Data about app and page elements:
○ ○ ○
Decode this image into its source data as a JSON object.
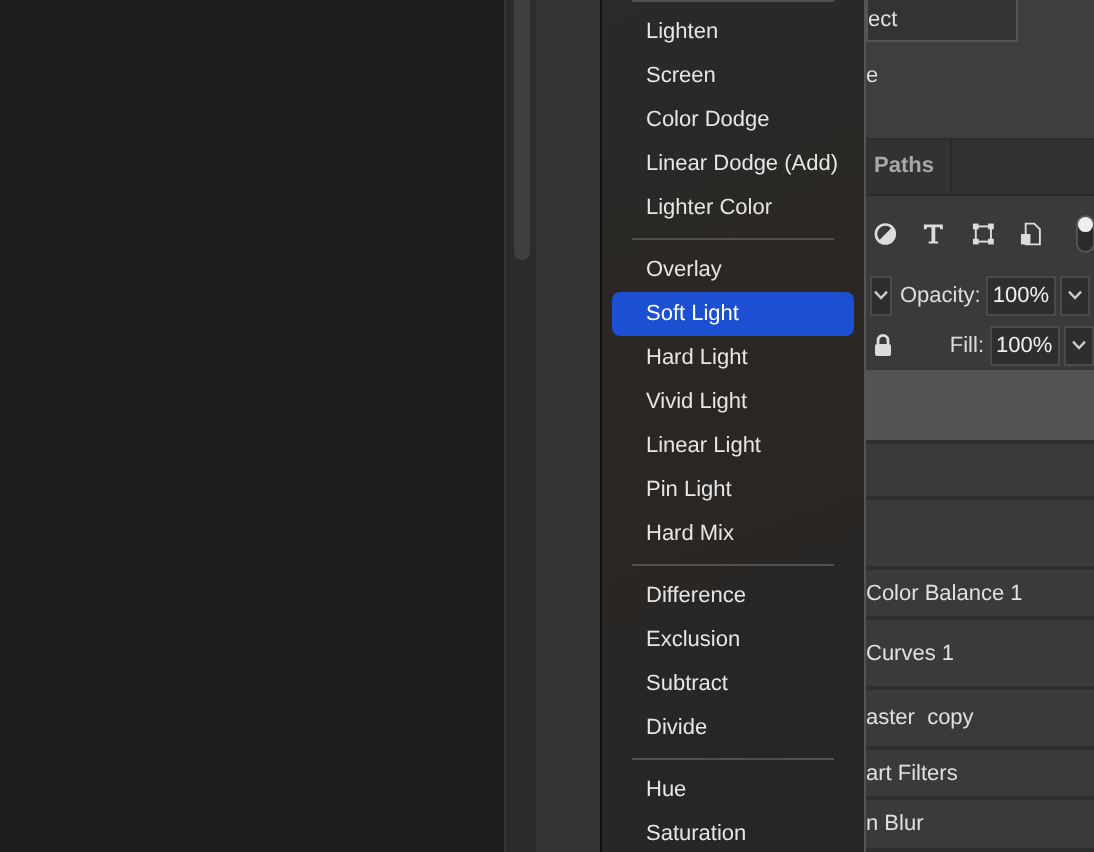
{
  "blend_menu": {
    "groups": [
      {
        "items": [
          {
            "label": "Lighten",
            "selected": false
          },
          {
            "label": "Screen",
            "selected": false
          },
          {
            "label": "Color Dodge",
            "selected": false
          },
          {
            "label": "Linear Dodge (Add)",
            "selected": false
          },
          {
            "label": "Lighter Color",
            "selected": false
          }
        ]
      },
      {
        "items": [
          {
            "label": "Overlay",
            "selected": false
          },
          {
            "label": "Soft Light",
            "selected": true
          },
          {
            "label": "Hard Light",
            "selected": false
          },
          {
            "label": "Vivid Light",
            "selected": false
          },
          {
            "label": "Linear Light",
            "selected": false
          },
          {
            "label": "Pin Light",
            "selected": false
          },
          {
            "label": "Hard Mix",
            "selected": false
          }
        ]
      },
      {
        "items": [
          {
            "label": "Difference",
            "selected": false
          },
          {
            "label": "Exclusion",
            "selected": false
          },
          {
            "label": "Subtract",
            "selected": false
          },
          {
            "label": "Divide",
            "selected": false
          }
        ]
      },
      {
        "items": [
          {
            "label": "Hue",
            "selected": false
          },
          {
            "label": "Saturation",
            "selected": false
          }
        ]
      }
    ]
  },
  "properties": {
    "field_value": "ect",
    "option_label": "e"
  },
  "layer_toggle": {
    "on": true
  },
  "tabs": [
    {
      "label": "Paths",
      "selected": false
    }
  ],
  "layer_controls": {
    "opacity_label": "Opacity:",
    "opacity": "100%",
    "fill_label": "Fill:",
    "fill": "100%"
  },
  "layers": [
    {
      "selected": true
    },
    {
      "selected": false
    },
    {
      "selected": false
    },
    {
      "name": "Color Balance 1",
      "selected": false
    },
    {
      "name": "Curves 1",
      "selected": false
    },
    {
      "name": "aster  copy",
      "selected": false
    },
    {
      "name": "art Filters",
      "selected": false
    },
    {
      "name": "n Blur",
      "selected": false
    }
  ]
}
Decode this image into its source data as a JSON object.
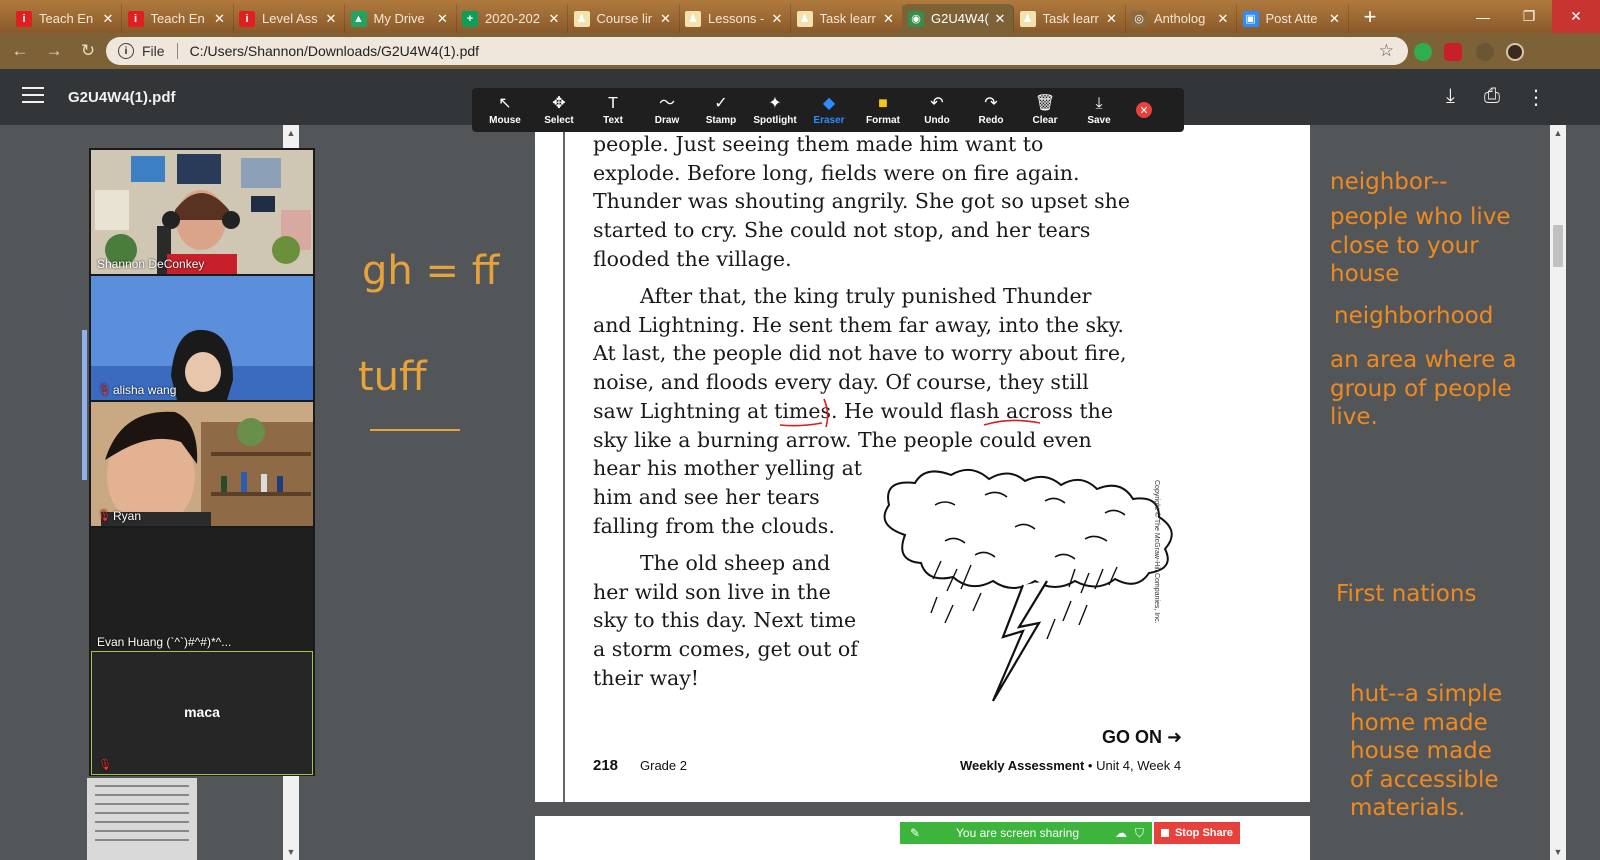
{
  "browser": {
    "tabs": [
      {
        "title": "Teach En",
        "icon": "i",
        "icon_color": "#e02020"
      },
      {
        "title": "Teach En",
        "icon": "i",
        "icon_color": "#e02020"
      },
      {
        "title": "Level Ass",
        "icon": "i",
        "icon_color": "#e02020"
      },
      {
        "title": "My Drive",
        "icon": "▲",
        "icon_color": "#1fa463"
      },
      {
        "title": "2020-202",
        "icon": "+",
        "icon_color": "#0f9d58"
      },
      {
        "title": "Course lir",
        "icon": "♟",
        "icon_color": "#f3e1b0"
      },
      {
        "title": "Lessons -",
        "icon": "♟",
        "icon_color": "#f3e1b0"
      },
      {
        "title": "Task learr",
        "icon": "♟",
        "icon_color": "#f3e1b0"
      },
      {
        "title": "G2U4W4(",
        "icon": "◉",
        "icon_color": "#3a8c4a"
      },
      {
        "title": "Task learr",
        "icon": "♟",
        "icon_color": "#f3e1b0"
      },
      {
        "title": "Antholog",
        "icon": "◎",
        "icon_color": "#8a6a40"
      },
      {
        "title": "Post Atte",
        "icon": "▣",
        "icon_color": "#2d8cff"
      }
    ],
    "active_tab_index": 8,
    "address": {
      "scheme": "File",
      "path": "C:/Users/Shannon/Downloads/G2U4W4(1).pdf"
    }
  },
  "pdf_viewer": {
    "filename": "G2U4W4(1).pdf"
  },
  "annotation_toolbar": {
    "tools": [
      {
        "label": "Mouse",
        "icon": "↖"
      },
      {
        "label": "Select",
        "icon": "✥"
      },
      {
        "label": "Text",
        "icon": "T"
      },
      {
        "label": "Draw",
        "icon": "〜"
      },
      {
        "label": "Stamp",
        "icon": "✓"
      },
      {
        "label": "Spotlight",
        "icon": "✦"
      },
      {
        "label": "Eraser",
        "icon": "◆"
      },
      {
        "label": "Format",
        "icon": "■"
      },
      {
        "label": "Undo",
        "icon": "↶"
      },
      {
        "label": "Redo",
        "icon": "↷"
      },
      {
        "label": "Clear",
        "icon": "🗑"
      },
      {
        "label": "Save",
        "icon": "⤓"
      }
    ],
    "active_tool": "Eraser"
  },
  "participants": [
    {
      "name": "Shannon DeConkey",
      "muted": false
    },
    {
      "name": "alisha wang",
      "muted": true
    },
    {
      "name": "Ryan",
      "muted": true
    },
    {
      "name": "Evan Huang (`^`)#^#)*^...",
      "muted": false
    },
    {
      "name": "maca",
      "muted": true
    }
  ],
  "whiteboard": {
    "line1": "gh = ff",
    "line2": "tuff"
  },
  "page": {
    "paragraph1": [
      "people. Just seeing them made him want to",
      "explode. Before long, fields were on fire again.",
      "Thunder was shouting angrily. She got so upset she",
      "started to cry. She could not stop, and her tears",
      "flooded the village."
    ],
    "paragraph2": [
      "After that, the king truly punished Thunder",
      "and Lightning. He sent them far away, into the sky.",
      "At last, the people did not have to worry about fire,",
      "noise, and floods every day. Of course, they still",
      "saw Lightning at times. He would flash across the",
      "sky like a burning arrow. The people could even",
      "hear his mother yelling at",
      "him and see her tears",
      "falling from the clouds."
    ],
    "paragraph3": [
      "The old sheep and",
      "her wild son live in the",
      "sky to this day. Next time",
      "a storm comes, get out of",
      "their way!"
    ],
    "copyright": "Copyright © The McGraw-Hill Companies, Inc.",
    "go_on": "GO ON ➜",
    "page_number": "218",
    "grade": "Grade 2",
    "assessment_bold": "Weekly Assessment",
    "assessment_rest": " • Unit 4, Week 4"
  },
  "notes": {
    "n1": "neighbor--",
    "n2": [
      "people who live",
      "close to your",
      "house"
    ],
    "n3": "neighborhood",
    "n4": [
      "an area where a",
      "group of people",
      "live."
    ],
    "n5": "First nations",
    "n6": [
      "hut--a simple",
      "home made",
      "house made",
      "of accessible",
      "materials."
    ]
  },
  "screen_share": {
    "status": "You are screen sharing",
    "stop_label": "Stop Share"
  }
}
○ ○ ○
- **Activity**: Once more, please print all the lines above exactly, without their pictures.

- **Result**:
Decode this image into its source data as a JSON object.
{
  "blend_menu": {
    "groups": [
      {
        "items": [
          {
            "label": "Lighten",
            "selected": false
          },
          {
            "label": "Screen",
            "selected": false
          },
          {
            "label": "Color Dodge",
            "selected": false
          },
          {
            "label": "Linear Dodge (Add)",
            "selected": false
          },
          {
            "label": "Lighter Color",
            "selected": false
          }
        ]
      },
      {
        "items": [
          {
            "label": "Overlay",
            "selected": false
          },
          {
            "label": "Soft Light",
            "selected": true
          },
          {
            "label": "Hard Light",
            "selected": false
          },
          {
            "label": "Vivid Light",
            "selected": false
          },
          {
            "label": "Linear Light",
            "selected": false
          },
          {
            "label": "Pin Light",
            "selected": false
          },
          {
            "label": "Hard Mix",
            "selected": false
          }
        ]
      },
      {
        "items": [
          {
            "label": "Difference",
            "selected": false
          },
          {
            "label": "Exclusion",
            "selected": false
          },
          {
            "label": "Subtract",
            "selected": false
          },
          {
            "label": "Divide",
            "selected": false
          }
        ]
      },
      {
        "items": [
          {
            "label": "Hue",
            "selected": false
          },
          {
            "label": "Saturation",
            "selected": false
          }
        ]
      }
    ]
  },
  "properties": {
    "field_value": "ect",
    "option_label": "e"
  },
  "layer_toggle": {
    "on": true
  },
  "tabs": [
    {
      "label": "Paths",
      "selected": false
    }
  ],
  "layer_controls": {
    "opacity_label": "Opacity:",
    "opacity": "100%",
    "fill_label": "Fill:",
    "fill": "100%"
  },
  "layers": [
    {
      "selected": true
    },
    {
      "selected": false
    },
    {
      "selected": false
    },
    {
      "name": "Color Balance 1",
      "selected": false
    },
    {
      "name": "Curves 1",
      "selected": false
    },
    {
      "name": "aster  copy",
      "selected": false
    },
    {
      "name": "art Filters",
      "selected": false
    },
    {
      "name": "n Blur",
      "selected": false
    }
  ]
}
Decode this image into its source data as a JSON object.
{
  "browser": {
    "tabs": [
      {
        "title": "Teach En",
        "icon": "i",
        "icon_color": "#e02020"
      },
      {
        "title": "Teach En",
        "icon": "i",
        "icon_color": "#e02020"
      },
      {
        "title": "Level Ass",
        "icon": "i",
        "icon_color": "#e02020"
      },
      {
        "title": "My Drive",
        "icon": "▲",
        "icon_color": "#1fa463"
      },
      {
        "title": "2020-202",
        "icon": "+",
        "icon_color": "#0f9d58"
      },
      {
        "title": "Course lir",
        "icon": "♟",
        "icon_color": "#f3e1b0"
      },
      {
        "title": "Lessons -",
        "icon": "♟",
        "icon_color": "#f3e1b0"
      },
      {
        "title": "Task learr",
        "icon": "♟",
        "icon_color": "#f3e1b0"
      },
      {
        "title": "G2U4W4(",
        "icon": "◉",
        "icon_color": "#3a8c4a"
      },
      {
        "title": "Task learr",
        "icon": "♟",
        "icon_color": "#f3e1b0"
      },
      {
        "title": "Antholog",
        "icon": "◎",
        "icon_color": "#8a6a40"
      },
      {
        "title": "Post Atte",
        "icon": "▣",
        "icon_color": "#2d8cff"
      }
    ],
    "active_tab_index": 8,
    "address": {
      "scheme": "File",
      "path": "C:/Users/Shannon/Downloads/G2U4W4(1).pdf"
    }
  },
  "pdf_viewer": {
    "filename": "G2U4W4(1).pdf"
  },
  "annotation_toolbar": {
    "tools": [
      {
        "label": "Mouse",
        "icon": "↖"
      },
      {
        "label": "Select",
        "icon": "✥"
      },
      {
        "label": "Text",
        "icon": "T"
      },
      {
        "label": "Draw",
        "icon": "〜"
      },
      {
        "label": "Stamp",
        "icon": "✓"
      },
      {
        "label": "Spotlight",
        "icon": "✦"
      },
      {
        "label": "Eraser",
        "icon": "◆"
      },
      {
        "label": "Format",
        "icon": "■"
      },
      {
        "label": "Undo",
        "icon": "↶"
      },
      {
        "label": "Redo",
        "icon": "↷"
      },
      {
        "label": "Clear",
        "icon": "🗑"
      },
      {
        "label": "Save",
        "icon": "⤓"
      }
    ],
    "active_tool": "Eraser"
  },
  "participants": [
    {
      "name": "Shannon DeConkey",
      "muted": false
    },
    {
      "name": "alisha wang",
      "muted": true
    },
    {
      "name": "Ryan",
      "muted": true
    },
    {
      "name": "Evan Huang (`^`)#^#)*^...",
      "muted": false
    },
    {
      "name": "maca",
      "muted": true
    }
  ],
  "whiteboard": {
    "line1": "gh = ff",
    "line2": "tuff"
  },
  "page": {
    "paragraph1": [
      "people. Just seeing them made him want to",
      "explode. Before long, fields were on fire again.",
      "Thunder was shouting angrily. She got so upset she",
      "started to cry. She could not stop, and her tears",
      "flooded the village."
    ],
    "paragraph2": [
      "After that, the king truly punished Thunder",
      "and Lightning. He sent them far away, into the sky.",
      "At last, the people did not have to worry about fire,",
      "noise, and floods every day. Of course, they still",
      "saw Lightning at times. He would flash across the",
      "sky like a burning arrow. The people could even",
      "hear his mother yelling at",
      "him and see her tears",
      "falling from the clouds."
    ],
    "paragraph3": [
      "The old sheep and",
      "her wild son live in the",
      "sky to this day. Next time",
      "a storm comes, get out of",
      "their way!"
    ],
    "copyright": "Copyright © The McGraw-Hill Companies, Inc.",
    "go_on": "GO ON ➜",
    "page_number": "218",
    "grade": "Grade 2",
    "assessment_bold": "Weekly Assessment",
    "assessment_rest": " • Unit 4, Week 4"
  },
  "notes": {
    "n1": "neighbor--",
    "n2": [
      "people who live",
      "close to your",
      "house"
    ],
    "n3": "neighborhood",
    "n4": [
      "an area where a",
      "group of people",
      "live."
    ],
    "n5": "First nations",
    "n6": [
      "hut--a simple",
      "home made",
      "house made",
      "of accessible",
      "materials."
    ]
  },
  "screen_share": {
    "status": "You are screen sharing",
    "stop_label": "Stop Share"
  }
}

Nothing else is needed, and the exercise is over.